The texture of the dial and its eye-catching pale blue shade are extraordinarily beautiful. Furthermore, the proportions and execution of each dial component are delightful.
Appraising the Zaratsu-polished case, its refinement is manifest. The case diameter is modest and should suit most wearers. However, the case thickness of 12.8mm may prove a tad chunky for those wearers who prefer watches with a svelte waistline. Personally, when I affixed the watch to my wrist, everything felt most agreeable.
As stated earlier, Spring Drive was invented by Seiko and it is unique to the brand. Observing the central seconds hand in flight proves hypnotic. Its seamless advance delivers a welcome alternative to the staccato rhythm of a quartz movement or the busy shuffle of a mechanical movement equipped with a Swiss-lever escapement. Most pertinently, Spring Drive is incredibly precise yet, unlike a quartz watch, there is not a battery in sight.
Throughout this article, I have not hidden my admiration for Grand Seiko. Sadly, I know there will be some watch collectors who have not yet tasted the sweet flavour of Grand Seiko ownership. I hope this review causes them to revisit their opinion of the brand.
Finally, all roads lead me to the question of whether the threshold has been reached where I transition from journalist to customer. With two children at university, I won’t be buying the Grand Seiko ‘Blue Snowflake’ SBGA407 next week, however, I can say categorically that acquisition is not a matter of ‘if’, but rather ‘when’.

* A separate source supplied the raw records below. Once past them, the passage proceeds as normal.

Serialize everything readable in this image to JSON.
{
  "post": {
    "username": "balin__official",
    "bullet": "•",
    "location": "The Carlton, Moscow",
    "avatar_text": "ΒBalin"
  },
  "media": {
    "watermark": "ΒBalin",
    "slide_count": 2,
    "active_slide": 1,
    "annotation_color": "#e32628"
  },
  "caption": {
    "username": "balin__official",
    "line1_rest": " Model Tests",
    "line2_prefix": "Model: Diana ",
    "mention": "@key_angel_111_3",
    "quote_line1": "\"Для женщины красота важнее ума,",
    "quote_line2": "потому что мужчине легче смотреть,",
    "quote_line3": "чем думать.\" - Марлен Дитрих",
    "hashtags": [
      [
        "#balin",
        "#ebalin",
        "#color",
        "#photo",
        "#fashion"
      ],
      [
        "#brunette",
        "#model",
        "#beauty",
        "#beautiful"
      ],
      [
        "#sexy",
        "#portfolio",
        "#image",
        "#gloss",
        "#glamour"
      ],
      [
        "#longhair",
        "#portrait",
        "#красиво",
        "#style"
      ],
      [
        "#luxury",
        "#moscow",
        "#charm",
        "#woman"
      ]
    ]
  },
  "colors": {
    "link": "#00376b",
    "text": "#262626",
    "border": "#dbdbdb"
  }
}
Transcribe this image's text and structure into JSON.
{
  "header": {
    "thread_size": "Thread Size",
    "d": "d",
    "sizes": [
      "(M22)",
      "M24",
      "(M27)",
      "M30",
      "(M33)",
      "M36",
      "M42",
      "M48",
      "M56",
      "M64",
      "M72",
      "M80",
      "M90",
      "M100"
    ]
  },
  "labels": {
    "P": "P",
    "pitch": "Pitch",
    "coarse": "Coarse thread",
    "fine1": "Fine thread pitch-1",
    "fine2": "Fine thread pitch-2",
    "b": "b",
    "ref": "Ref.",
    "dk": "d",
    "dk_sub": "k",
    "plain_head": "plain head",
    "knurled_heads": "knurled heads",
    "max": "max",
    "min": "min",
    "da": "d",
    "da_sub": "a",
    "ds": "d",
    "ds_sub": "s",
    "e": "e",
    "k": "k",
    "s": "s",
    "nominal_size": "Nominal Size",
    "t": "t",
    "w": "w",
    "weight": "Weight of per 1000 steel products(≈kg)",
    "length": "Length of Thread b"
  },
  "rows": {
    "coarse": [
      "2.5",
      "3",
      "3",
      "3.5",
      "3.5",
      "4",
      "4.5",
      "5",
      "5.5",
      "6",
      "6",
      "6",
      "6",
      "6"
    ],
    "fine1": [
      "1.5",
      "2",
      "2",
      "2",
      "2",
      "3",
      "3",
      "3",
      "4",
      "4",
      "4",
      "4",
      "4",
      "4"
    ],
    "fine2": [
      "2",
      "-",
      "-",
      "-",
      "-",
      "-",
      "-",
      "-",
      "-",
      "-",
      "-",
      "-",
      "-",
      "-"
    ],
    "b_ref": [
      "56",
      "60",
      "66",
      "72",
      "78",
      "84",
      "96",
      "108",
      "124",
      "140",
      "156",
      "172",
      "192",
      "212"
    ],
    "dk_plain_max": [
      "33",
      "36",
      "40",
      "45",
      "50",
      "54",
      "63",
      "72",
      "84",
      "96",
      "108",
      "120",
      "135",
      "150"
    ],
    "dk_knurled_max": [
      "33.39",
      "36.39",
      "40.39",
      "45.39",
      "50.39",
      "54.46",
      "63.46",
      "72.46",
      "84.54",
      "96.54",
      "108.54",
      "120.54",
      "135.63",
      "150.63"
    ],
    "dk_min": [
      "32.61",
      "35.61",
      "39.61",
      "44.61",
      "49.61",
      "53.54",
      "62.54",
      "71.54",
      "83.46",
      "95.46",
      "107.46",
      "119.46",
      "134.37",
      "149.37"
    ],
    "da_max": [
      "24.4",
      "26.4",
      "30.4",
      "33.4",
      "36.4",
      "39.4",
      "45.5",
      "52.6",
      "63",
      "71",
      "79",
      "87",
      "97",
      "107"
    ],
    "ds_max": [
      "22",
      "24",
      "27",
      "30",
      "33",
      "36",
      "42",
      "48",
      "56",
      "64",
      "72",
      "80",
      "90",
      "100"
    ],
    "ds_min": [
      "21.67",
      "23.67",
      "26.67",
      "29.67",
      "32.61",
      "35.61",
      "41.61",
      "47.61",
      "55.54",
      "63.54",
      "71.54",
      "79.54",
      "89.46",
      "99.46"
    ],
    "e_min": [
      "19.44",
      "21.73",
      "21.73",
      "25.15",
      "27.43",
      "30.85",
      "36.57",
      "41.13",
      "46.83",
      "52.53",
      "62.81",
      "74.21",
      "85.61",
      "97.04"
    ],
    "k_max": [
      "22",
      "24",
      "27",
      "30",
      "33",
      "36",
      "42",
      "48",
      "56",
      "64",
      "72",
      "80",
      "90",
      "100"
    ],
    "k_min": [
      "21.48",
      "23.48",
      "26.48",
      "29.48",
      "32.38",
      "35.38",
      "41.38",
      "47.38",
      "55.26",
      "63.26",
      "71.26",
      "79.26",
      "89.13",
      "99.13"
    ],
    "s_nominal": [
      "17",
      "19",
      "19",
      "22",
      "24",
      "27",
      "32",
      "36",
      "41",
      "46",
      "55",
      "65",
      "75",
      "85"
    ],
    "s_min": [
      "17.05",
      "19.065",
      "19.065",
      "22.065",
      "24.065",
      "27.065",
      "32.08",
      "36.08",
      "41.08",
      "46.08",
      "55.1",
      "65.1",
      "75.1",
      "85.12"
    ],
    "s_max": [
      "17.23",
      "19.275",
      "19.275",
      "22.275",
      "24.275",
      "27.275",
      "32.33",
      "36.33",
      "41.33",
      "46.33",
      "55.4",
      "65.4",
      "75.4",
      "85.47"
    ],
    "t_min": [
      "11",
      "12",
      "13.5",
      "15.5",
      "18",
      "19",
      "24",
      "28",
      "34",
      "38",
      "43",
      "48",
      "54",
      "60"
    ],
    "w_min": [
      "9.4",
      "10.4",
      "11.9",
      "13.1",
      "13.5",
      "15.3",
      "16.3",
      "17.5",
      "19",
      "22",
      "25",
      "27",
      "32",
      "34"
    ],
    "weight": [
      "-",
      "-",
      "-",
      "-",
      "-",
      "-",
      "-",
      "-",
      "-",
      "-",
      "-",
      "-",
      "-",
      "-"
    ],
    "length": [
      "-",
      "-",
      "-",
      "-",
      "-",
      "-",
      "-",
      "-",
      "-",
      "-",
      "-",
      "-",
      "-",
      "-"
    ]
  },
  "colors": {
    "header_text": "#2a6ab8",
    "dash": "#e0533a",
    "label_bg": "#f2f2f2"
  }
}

- Model: Grand Seiko ‘Blue Snowflake’ SBGA407
- Case: Stainless steel; diameter 40.2mm; height 12.8mm; water resistance 10ATM (100 metres); box-shaped sapphire crystal to front; sapphire caseback.
- Functions: hours; minutes; central sweep seconds; date; power-reserve indicator
- Movement: Caliber 9R65; Spring Drive movement; 30 jewels; power reserve 72 hours.
- Strap: Blue crocodile leather strap paired with a 3-fold clasp with push button release.
- Price: £5,250 including VAT (RRP as at 3.2.2020)